Advanced e-business activity – significant impact on business processes

“Advanced” e-business means that companies can exchange data electronically with suppliers or customers based on e-business standards. This is the precondition that allows ICT systems to automatically process data (without having to manually key them into the system).

Taking the step from basic to advanced e-business must, however, be well planned and is not without challenges. For most companies, this innovation has significant organizational and financial implications.

Implementing an advanced e-business system may need new, advanced, ICT systems such as ERP (Enterprise Resource Planning) and SCM (Supply Chain Management)systems; implementation of organizational standards and new ways of organizing business data whilst making sure that the new systems are aligned with their actual business processes.

E-Business transformation – new business models and value chains

ICT has affected some business sectors more than others, in particular the ICT services industry, tourism, financial services, publishing and the logistics industry. In these industries, the role of ICT and e-business goes far beyond improving process efficiency.

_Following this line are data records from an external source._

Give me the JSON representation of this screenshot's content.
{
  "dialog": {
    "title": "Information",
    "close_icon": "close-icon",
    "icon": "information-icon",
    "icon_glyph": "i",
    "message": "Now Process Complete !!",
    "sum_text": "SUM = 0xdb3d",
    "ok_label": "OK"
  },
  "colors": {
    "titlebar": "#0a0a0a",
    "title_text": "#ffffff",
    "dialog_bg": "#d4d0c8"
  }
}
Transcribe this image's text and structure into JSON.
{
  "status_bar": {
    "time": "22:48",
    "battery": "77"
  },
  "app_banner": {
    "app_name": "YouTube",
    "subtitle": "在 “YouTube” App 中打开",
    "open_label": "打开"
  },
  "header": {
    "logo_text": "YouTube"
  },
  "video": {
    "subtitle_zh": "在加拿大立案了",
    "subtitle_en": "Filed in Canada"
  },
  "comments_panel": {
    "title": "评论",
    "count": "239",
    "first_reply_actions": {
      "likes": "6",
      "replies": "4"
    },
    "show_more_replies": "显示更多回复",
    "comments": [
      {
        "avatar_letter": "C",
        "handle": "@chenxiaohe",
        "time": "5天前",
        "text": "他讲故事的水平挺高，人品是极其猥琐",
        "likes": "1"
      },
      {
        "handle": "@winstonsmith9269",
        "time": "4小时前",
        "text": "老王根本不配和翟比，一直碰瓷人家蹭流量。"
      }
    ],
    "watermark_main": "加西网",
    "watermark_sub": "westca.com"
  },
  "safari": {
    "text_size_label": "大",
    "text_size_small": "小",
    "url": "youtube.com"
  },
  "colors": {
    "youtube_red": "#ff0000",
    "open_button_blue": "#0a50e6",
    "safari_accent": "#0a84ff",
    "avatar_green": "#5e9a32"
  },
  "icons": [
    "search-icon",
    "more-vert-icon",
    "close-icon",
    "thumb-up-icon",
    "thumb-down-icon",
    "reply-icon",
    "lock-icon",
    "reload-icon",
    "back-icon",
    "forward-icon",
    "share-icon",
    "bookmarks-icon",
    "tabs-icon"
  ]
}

ICT, and in particular the internet, have had a profound impact on value chains, including the emergence of new players. Many companies have to adapt their business model in order to stay in business.

In tourism, for example, the internet makes it possible for service providers to interact directly with tourism customers, which puts enormous pressure on traditional market intermediaries (travel agencies and tour operators).

At the same time, the internet facilitates market entry, as players can operate exclusively online. In publishing, the advertising and sales revenues of newspaper publishers are decreasing as many young people of the “internet-generation” do not subscribe to a printed newspaper. Convergence of services, multi-channel publishing and the offer of mobile services are some of the catchwords that attempt to give a concrete character to future developments in this sector.

E-business presents opportunities and challenges for all business models. Reducing the threats to your business whilst increasing the opportunities will depend on a myriad of factors within the business and externally, either from competition or the market.

e-business challenges

Lack of ICT and e-business skills

Smaller firms sometimes lack a coherent ICT investment strategy or the related skills – partly because of the relatively high cost of employing ICT practitioners. ICT strategy and implementation critically depends on the respective skills of the management. The speed of developments in this field adds to the challenge.

Complying with different ICT requirements.

Although large companies tend to be supportive of SMEs, they can use their power to impose ICT standards and systems upon small supply companies. In B2B exchanges, small firms may therefore be forced to comply with different systems in parallel.

Rising customer expectations

In the internet era, customers increasingly expect to be offered a wide range of information and services online. It can be a challenge for smaller companies to meet these service levels.

e-business opportunities

Access to international markets.

E-Commerce is an opportunity for many smaller companies to do expand their market area. In order to exploit what can be a very rewarding opportunity; SMEs need to invest in planning, ICT systems, training and implementation of standards.

ICT usage facilitates cooperation.

SMEs need to cooperate, for example by building networks. ICT usage facilitates cooperation in many ways (e.g. through project management tools, or online collaboration tools for design).

Affordable ICT solutions.

ICT vendors and user communities have developed more and better solutions which are targeted to the needs of SMEs in recent years, for example smaller-sized ERP and CRM software packages and free to use or GNU license enterprise software packages. Costs are no longer the main barrier.

Support from large firms.

The economic impact of any communication technology depends critically on the number of users connected. Large companies therefore have a strong incentive to connect with their smaller trading partners in order to reap the full benefits of e-business.